State how many lines in the following entries contain the word "Aditya". No other output.

Recorded data:
※ ※ ※

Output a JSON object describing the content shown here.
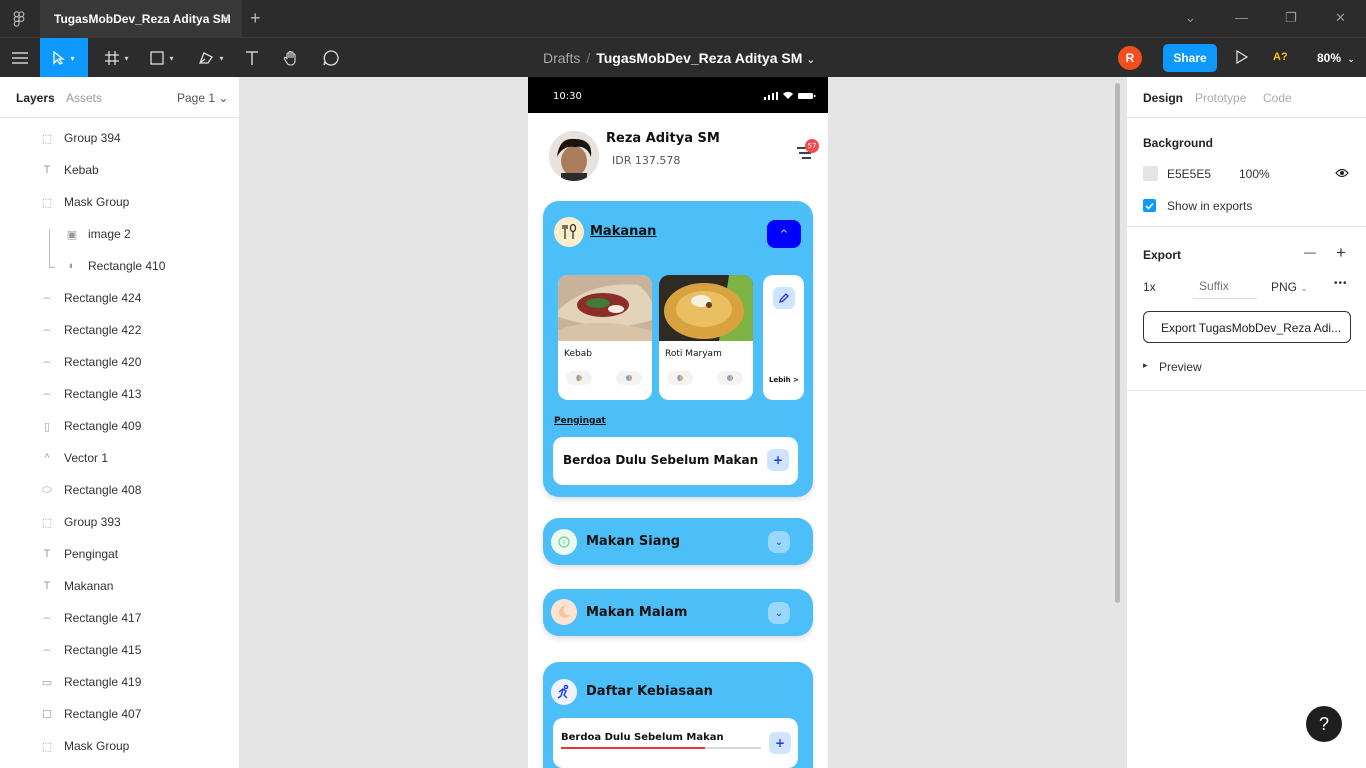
{
  "window": {
    "tab_title": "TugasMobDev_Reza Aditya SM",
    "close_glyph": "×",
    "new_tab_glyph": "+",
    "controls": [
      "⌄",
      "—",
      "❐",
      "✕"
    ]
  },
  "toolbar": {
    "breadcrumb_root": "Drafts",
    "breadcrumb_sep": "/",
    "file_name": "TugasMobDev_Reza Aditya SM",
    "file_caret": "⌄",
    "avatar_initial": "R",
    "share_label": "Share",
    "accessibility_label": "A?",
    "zoom": "80%",
    "zoom_caret": "⌄"
  },
  "left_panel": {
    "tabs": [
      "Layers",
      "Assets"
    ],
    "page": "Page 1 ⌄",
    "layers": [
      {
        "name": "Group 394",
        "icon": "group-icon",
        "glyph": "⬚",
        "indent": false
      },
      {
        "name": "Kebab",
        "icon": "text-icon",
        "glyph": "T",
        "indent": false
      },
      {
        "name": "Mask Group",
        "icon": "group-icon",
        "glyph": "⬚",
        "indent": false
      },
      {
        "name": "image 2",
        "icon": "image-icon",
        "glyph": "▣",
        "indent": true
      },
      {
        "name": "Rectangle 410",
        "icon": "mask-icon",
        "glyph": "◐",
        "indent": true
      },
      {
        "name": "Rectangle 424",
        "icon": "line-icon",
        "glyph": "┄",
        "indent": false
      },
      {
        "name": "Rectangle 422",
        "icon": "line-icon",
        "glyph": "┄",
        "indent": false
      },
      {
        "name": "Rectangle 420",
        "icon": "line-icon",
        "glyph": "┄",
        "indent": false
      },
      {
        "name": "Rectangle 413",
        "icon": "line-icon",
        "glyph": "┄",
        "indent": false
      },
      {
        "name": "Rectangle 409",
        "icon": "rectangle-icon",
        "glyph": "▯",
        "indent": false
      },
      {
        "name": "Vector 1",
        "icon": "vector-icon",
        "glyph": "^",
        "indent": false
      },
      {
        "name": "Rectangle 408",
        "icon": "rounded-rectangle-icon",
        "glyph": "⬭",
        "indent": false
      },
      {
        "name": "Group 393",
        "icon": "group-icon",
        "glyph": "⬚",
        "indent": false
      },
      {
        "name": "Pengingat",
        "icon": "text-icon",
        "glyph": "T",
        "indent": false
      },
      {
        "name": "Makanan",
        "icon": "text-icon",
        "glyph": "T",
        "indent": false
      },
      {
        "name": "Rectangle 417",
        "icon": "line-icon",
        "glyph": "┄",
        "indent": false
      },
      {
        "name": "Rectangle 415",
        "icon": "line-icon",
        "glyph": "┄",
        "indent": false
      },
      {
        "name": "Rectangle 419",
        "icon": "rectangle-icon",
        "glyph": "▭",
        "indent": false
      },
      {
        "name": "Rectangle 407",
        "icon": "rectangle-icon",
        "glyph": "☐",
        "indent": false
      },
      {
        "name": "Mask Group",
        "icon": "group-icon",
        "glyph": "⬚",
        "indent": false
      }
    ]
  },
  "phone": {
    "time": "10:30",
    "user_name": "Reza Aditya SM",
    "balance": "IDR 137.578",
    "notif_count": "57",
    "makanan": {
      "title": "Makanan",
      "toggle_glyph": "^",
      "foods": [
        {
          "name": "Kebab"
        },
        {
          "name": "Roti Maryam"
        }
      ],
      "more_label": "Lebih >",
      "reminder_label": "Pengingat",
      "reminder_text": "Berdoa Dulu Sebelum Makan",
      "plus_glyph": "+"
    },
    "makan_siang": {
      "title": "Makan Siang",
      "toggle_glyph": "⌄"
    },
    "makan_malam": {
      "title": "Makan Malam",
      "toggle_glyph": "⌄"
    },
    "kebiasaan": {
      "title": "Daftar Kebiasaan",
      "habit_text": "Berdoa Dulu Sebelum Makan",
      "progress": 0.72,
      "plus_glyph": "+"
    }
  },
  "right_panel": {
    "tabs": [
      "Design",
      "Prototype",
      "Code"
    ],
    "background_label": "Background",
    "bg_hex": "E5E5E5",
    "bg_opacity": "100%",
    "show_in_exports": "Show in exports",
    "export_label": "Export",
    "minus_glyph": "—",
    "plus_glyph": "+",
    "scale": "1x",
    "suffix_placeholder": "Suffix",
    "format": "PNG",
    "format_caret": "⌄",
    "more_glyph": "•••",
    "export_button": "Export TugasMobDev_Reza Adi...",
    "preview_label": "Preview",
    "preview_caret": "▸"
  },
  "help_glyph": "?",
  "colors": {
    "accent": "#0d99ff",
    "card_blue": "#4dbff8",
    "deep_blue": "#0000ff",
    "progress_red": "#e53935"
  }
}
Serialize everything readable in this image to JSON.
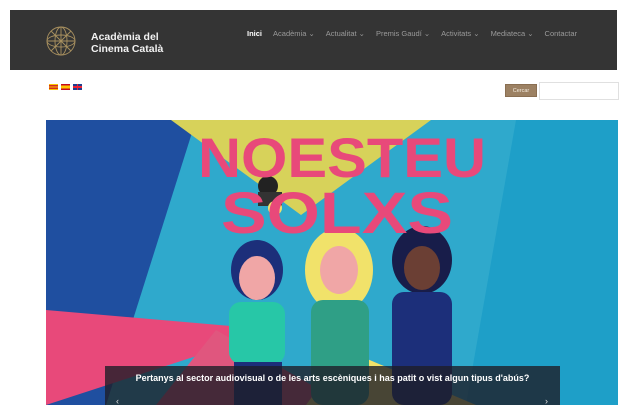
{
  "header": {
    "brand_line1": "Acadèmia del",
    "brand_line2": "Cinema Català",
    "logo_icon": "geodesic-globe-icon",
    "nav": [
      {
        "label": "Inici",
        "active": true
      },
      {
        "label": "Acadèmia ⌄",
        "active": false
      },
      {
        "label": "Actualitat ⌄",
        "active": false
      },
      {
        "label": "Premis Gaudí ⌄",
        "active": false
      },
      {
        "label": "Activitats ⌄",
        "active": false
      },
      {
        "label": "Mediateca ⌄",
        "active": false
      },
      {
        "label": "Contactar",
        "active": false
      }
    ]
  },
  "languages": [
    "ca",
    "es",
    "en"
  ],
  "search": {
    "button_label": "Cercar",
    "placeholder": ""
  },
  "hero": {
    "headline_line1": "NOESTEU",
    "headline_line2": "SOLXS",
    "caption": "Pertanys al sector audiovisual o de les arts escèniques i has patit o vist algun tipus d'abús?",
    "colors": {
      "background": "#2fa9cc",
      "headline": "#e8497a",
      "accent_yellow": "#d7d25a",
      "accent_pink": "#e8497a",
      "accent_navy": "#1c2f7a"
    }
  }
}
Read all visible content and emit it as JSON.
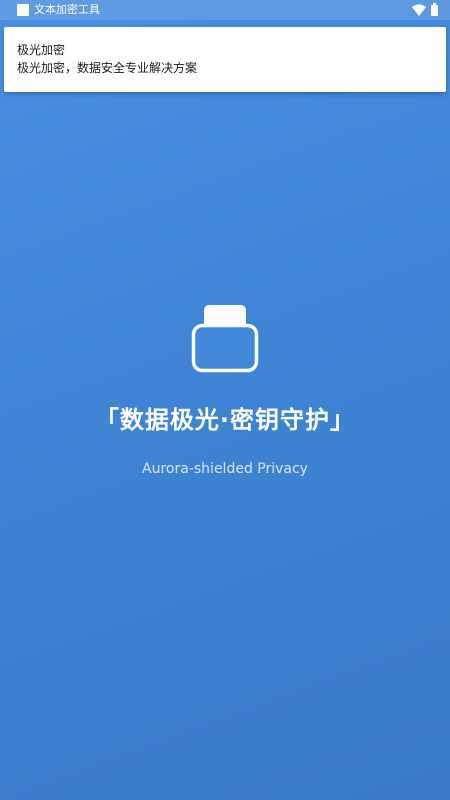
{
  "status_bar": {
    "app_name": "文本加密工具",
    "app_icon": "app-square-icon",
    "wifi_icon": "wifi-icon",
    "battery_icon": "battery-icon"
  },
  "notification": {
    "title": "极光加密",
    "body": "极光加密，数据安全专业解决方案"
  },
  "splash": {
    "icon": "lock-icon",
    "slogan": "「数据极光·密钥守护」",
    "subtitle": "Aurora-shielded Privacy"
  },
  "colors": {
    "background_top": "#4a8fe0",
    "background_bottom": "#3a7cc6",
    "text_primary": "#ffffff",
    "card": "#ffffff"
  }
}
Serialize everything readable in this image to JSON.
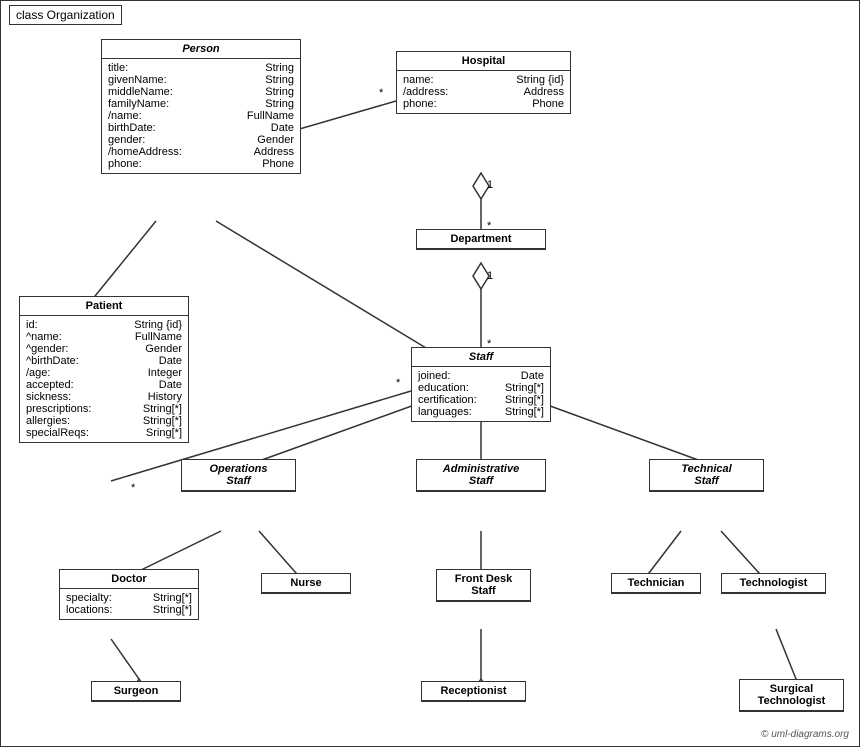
{
  "diagram": {
    "title": "class Organization",
    "copyright": "© uml-diagrams.org",
    "classes": {
      "person": {
        "name": "Person",
        "italic": true,
        "attrs": [
          {
            "name": "title:",
            "type": "String"
          },
          {
            "name": "givenName:",
            "type": "String"
          },
          {
            "name": "middleName:",
            "type": "String"
          },
          {
            "name": "familyName:",
            "type": "String"
          },
          {
            "name": "/name:",
            "type": "FullName"
          },
          {
            "name": "birthDate:",
            "type": "Date"
          },
          {
            "name": "gender:",
            "type": "Gender"
          },
          {
            "name": "/homeAddress:",
            "type": "Address"
          },
          {
            "name": "phone:",
            "type": "Phone"
          }
        ]
      },
      "hospital": {
        "name": "Hospital",
        "italic": false,
        "attrs": [
          {
            "name": "name:",
            "type": "String {id}"
          },
          {
            "name": "/address:",
            "type": "Address"
          },
          {
            "name": "phone:",
            "type": "Phone"
          }
        ]
      },
      "patient": {
        "name": "Patient",
        "italic": false,
        "attrs": [
          {
            "name": "id:",
            "type": "String {id}"
          },
          {
            "name": "^name:",
            "type": "FullName"
          },
          {
            "name": "^gender:",
            "type": "Gender"
          },
          {
            "name": "^birthDate:",
            "type": "Date"
          },
          {
            "name": "/age:",
            "type": "Integer"
          },
          {
            "name": "accepted:",
            "type": "Date"
          },
          {
            "name": "sickness:",
            "type": "History"
          },
          {
            "name": "prescriptions:",
            "type": "String[*]"
          },
          {
            "name": "allergies:",
            "type": "String[*]"
          },
          {
            "name": "specialReqs:",
            "type": "Sring[*]"
          }
        ]
      },
      "department": {
        "name": "Department",
        "italic": false,
        "attrs": []
      },
      "staff": {
        "name": "Staff",
        "italic": true,
        "attrs": [
          {
            "name": "joined:",
            "type": "Date"
          },
          {
            "name": "education:",
            "type": "String[*]"
          },
          {
            "name": "certification:",
            "type": "String[*]"
          },
          {
            "name": "languages:",
            "type": "String[*]"
          }
        ]
      },
      "operations_staff": {
        "name": "Operations\nStaff",
        "italic": true,
        "attrs": []
      },
      "administrative_staff": {
        "name": "Administrative\nStaff",
        "italic": true,
        "attrs": []
      },
      "technical_staff": {
        "name": "Technical\nStaff",
        "italic": true,
        "attrs": []
      },
      "doctor": {
        "name": "Doctor",
        "italic": false,
        "attrs": [
          {
            "name": "specialty:",
            "type": "String[*]"
          },
          {
            "name": "locations:",
            "type": "String[*]"
          }
        ]
      },
      "nurse": {
        "name": "Nurse",
        "italic": false,
        "attrs": []
      },
      "front_desk_staff": {
        "name": "Front Desk\nStaff",
        "italic": false,
        "attrs": []
      },
      "technician": {
        "name": "Technician",
        "italic": false,
        "attrs": []
      },
      "technologist": {
        "name": "Technologist",
        "italic": false,
        "attrs": []
      },
      "surgeon": {
        "name": "Surgeon",
        "italic": false,
        "attrs": []
      },
      "receptionist": {
        "name": "Receptionist",
        "italic": false,
        "attrs": []
      },
      "surgical_technologist": {
        "name": "Surgical\nTechnologist",
        "italic": false,
        "attrs": []
      }
    }
  }
}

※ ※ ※

## OUTPUT FOR THIS TASK:
3